New Zealand Superannuation Fund has shown that it is possible for a sovereign fund to combine ambitious climate targets with high returns. For the past three years, NZSF has generated a 14.1% annualised return before management costs and inflation, with 19% allocated to illiquid assets.
Norway’s sovereign fund, Government Pension Fund Global, produced gross annualised returns of 11.8% during the same period, with 2.5% invested into private real estate. Both funds have established benchmark portfolios on which they base their investment strategies.
Since 2017, NZSF has had a separate low-carbon benchmark portfolio, which comprises 40% of the fund’s total assets. NZSF aims to reduce emissions from its low-carbon portfolio by 40% by 2025, and fossil reserves by 80%. Since its inception, this portfolio has generated 0.6% higher returns than the fund’s standard benchmark portfolio, indicating that markets misprice climate risk.
Unlike NZSF, GPFG does not have specific emission targets and has focused primarily on climate risk rather than on climate impact. Norges Bank Investment Management, which manages GPFG, is among the least supportive investors of environmental shareholder resolutions, according to advisory firm Proxy Insight.
NBIM sets the gold standard for transparent reporting and is a leader in climate-related ownership among sovereign funds. However, many large pension funds and insurance companies have far more ambitious climate targets. Through the United Nations-convened Net-Zero Asset Owner Alliance, 33 institutions have committed to net-zero greenhouse gas emissions from their portfolios by 2050.
Several of the signatories, such as insurance giants Allianz and Axa, manage similar amounts of assets to NBIM. In a world where the UK Labour Party has called for the country’s pension funds to become carbon neutral by 2050, and where the New York State Common Retirement Fund has committed to climate neutrality by 2040, NBIM could fall behind.
To play a stronger role in the climate crisis, NBIM would need a clear mandate from the government and the Storting (parliament) with defined emission targets.

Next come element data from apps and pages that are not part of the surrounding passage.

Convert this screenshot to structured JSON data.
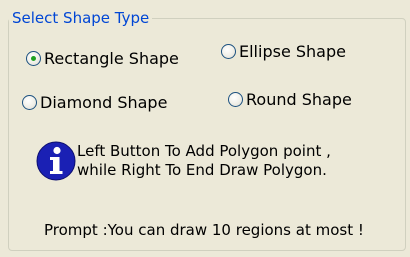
{
  "group": {
    "title": "Select Shape Type"
  },
  "options": [
    {
      "label": "Rectangle Shape",
      "selected": true
    },
    {
      "label": "Ellipse Shape",
      "selected": false
    },
    {
      "label": "Diamond Shape",
      "selected": false
    },
    {
      "label": "Round Shape",
      "selected": false
    }
  ],
  "info": {
    "icon": "info-icon",
    "line1": "Left  Button To Add Polygon point ,",
    "line2": "while Right To End Draw Polygon."
  },
  "prompt": "Prompt :You can draw 10 regions at most !",
  "colors": {
    "title": "#0046d5",
    "background": "#ece9d8",
    "radio_selected_dot": "#21a121",
    "info_icon_fill": "#1a20b4"
  }
}
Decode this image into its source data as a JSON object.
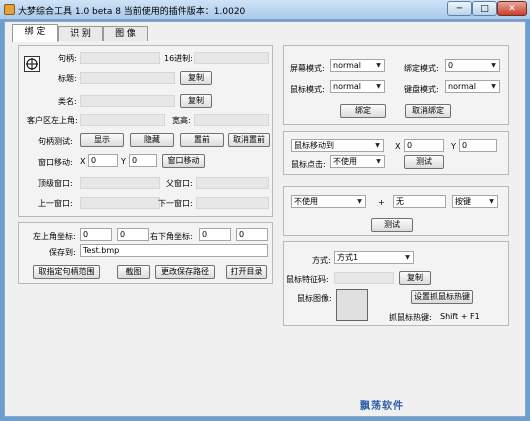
{
  "window": {
    "title": "大梦综合工具 1.0 beta 8    当前使用的插件版本：1.0020",
    "min": "─",
    "max": "□",
    "close": "✕"
  },
  "tabs": [
    {
      "label": "绑  定"
    },
    {
      "label": "识  别"
    },
    {
      "label": "图  像"
    }
  ],
  "info": {
    "handle_label": "句柄:",
    "hex_label": "16进制:",
    "title_label": "标题:",
    "copy1": "复制",
    "class_label": "类名:",
    "copy2": "复制",
    "client_label": "客户区左上角:",
    "width_label": "宽高:"
  },
  "handle_test": {
    "label": "句柄测试:",
    "show": "显示",
    "hide": "隐藏",
    "top": "置前",
    "untop": "取消置前"
  },
  "move": {
    "label": "窗口移动:",
    "x_label": "X",
    "x": "0",
    "y_label": "Y",
    "y": "0",
    "btn": "窗口移动"
  },
  "relations": {
    "top_label": "顶级窗口:",
    "parent_label": "父窗口:",
    "prev_label": "上一窗口:",
    "next_label": "下一窗口:"
  },
  "capture": {
    "tl_label": "左上角坐标:",
    "tl_x": "0",
    "tl_y": "0",
    "br_label": "右下角坐标:",
    "br_x": "0",
    "br_y": "0",
    "save_label": "保存到:",
    "save_path": "Test.bmp",
    "get_range": "取指定句柄范围",
    "shot": "截图",
    "change_path": "更改保存路径",
    "open_dir": "打开目录"
  },
  "bind": {
    "display_label": "屏幕模式:",
    "display": "normal",
    "bind_label": "绑定模式:",
    "bind_mode": "0",
    "mouse_label": "鼠标模式:",
    "mouse": "normal",
    "keypad_label": "键盘模式:",
    "keypad": "normal",
    "bind_btn": "绑定",
    "unbind_btn": "取消绑定"
  },
  "mouse_test": {
    "action": "鼠标移动到",
    "x_label": "X",
    "x": "0",
    "y_label": "Y",
    "y": "0",
    "click_label": "鼠标点击:",
    "click": "不使用",
    "test": "测试"
  },
  "key_test": {
    "mod": "不使用",
    "plus": "+",
    "key": "无",
    "type": "按键",
    "test": "测试"
  },
  "feature": {
    "mode_label": "方式:",
    "mode": "方式1",
    "code_label": "鼠标特征码:",
    "copy": "复制",
    "img_label": "鼠标图像:",
    "hotkey_btn": "设置抓鼠标热键",
    "hotkey_label": "抓鼠标热键:",
    "hotkey": "Shift + F1"
  },
  "watermark": "飘荡软件"
}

NBIM could follow the example of NZSF and establish a low-carbon benchmark portfolio with the same return targets as for its existing portfolio. It could implement the allocation of capital to the low-carbon portfolio gradually, with an initial allocation large enough to ensure sufficient spread of risk within the portfolio.
With regard to investments in renewable energy infrastructure, NBIM has struggled to allocate the NOK120bn ($14bn) that the Storting has set aside for that purpose. This is as expected. There is intense competition among investors in existing infrastructure.
As noted last year, NBIM could strengthen its return potential by building capacity to invest in new infrastructure. However, that would require extensive capacity building, since NBIM’s internal teams focus almost exclusively on public markets. To solve this, NBIM could buy or partner with a firm that manages project development for renewable energy infrastructure. One of Abu Dhabi’s sovereign funds, Mubadala Investment Company, has done this with Masdar Clean Energy.
Norwegian policy-makers have understandably expressed concern that mandating NBIM to align its operations to climate concerns means its independence is at risk of infringement by the government. They worry that this would turn NBIM into a climate policy instrument, rather than an independent investor organisation.
However, it is entirely feasible for the government to provide NBIM with a climate-aligned mandate, while also securing its independence as a commercial investor. There are already limits to NBIM’s investment capabilities, notably the exclusion of certain companies on ethical grounds, such as tobacco and weapons manufacturers.
Membership of the Net-Zero alliance would constitute another limit by establishing a ceiling on total emissions from NBIM’s portfolio, lowering gradually to net zero by 2050. Within these limits, NBIM would continue to operate as an independent investor with commercial return objectives. The examples from New Zealand and Abu Dhabi show that for sovereign funds – as for pension funds – it is feasible to combine market-based return targets with climate concerns.
GPFG exists to safeguard its petroleum fortune for future generations, and should contribute to the conservation of the climate that these generations will live in. GPFG’s total asset holdings are three times the size of Norway’s gross domestic product and its total portfolio carbon emissions are around twice the amount of Norway’s total emissions. Country-level measurement of greenhouse gas emissions, which is standard under international agreements, therefore understates Norway’s climate impact, and NBIM’s activities should be consistent with Norway’s climate goals.
The UN climate conference in November – COP26 – would be a good opportunity for Norway to announce the fund’s membership of the Net-Zero Asset Owner Alliance.
Diego López is Managing Director of Global SWF. Håvard Halland is Senior Economist at the OECD Development Centre. The views expressed in this article are the authors’ own and do not necessarily represent the OECD.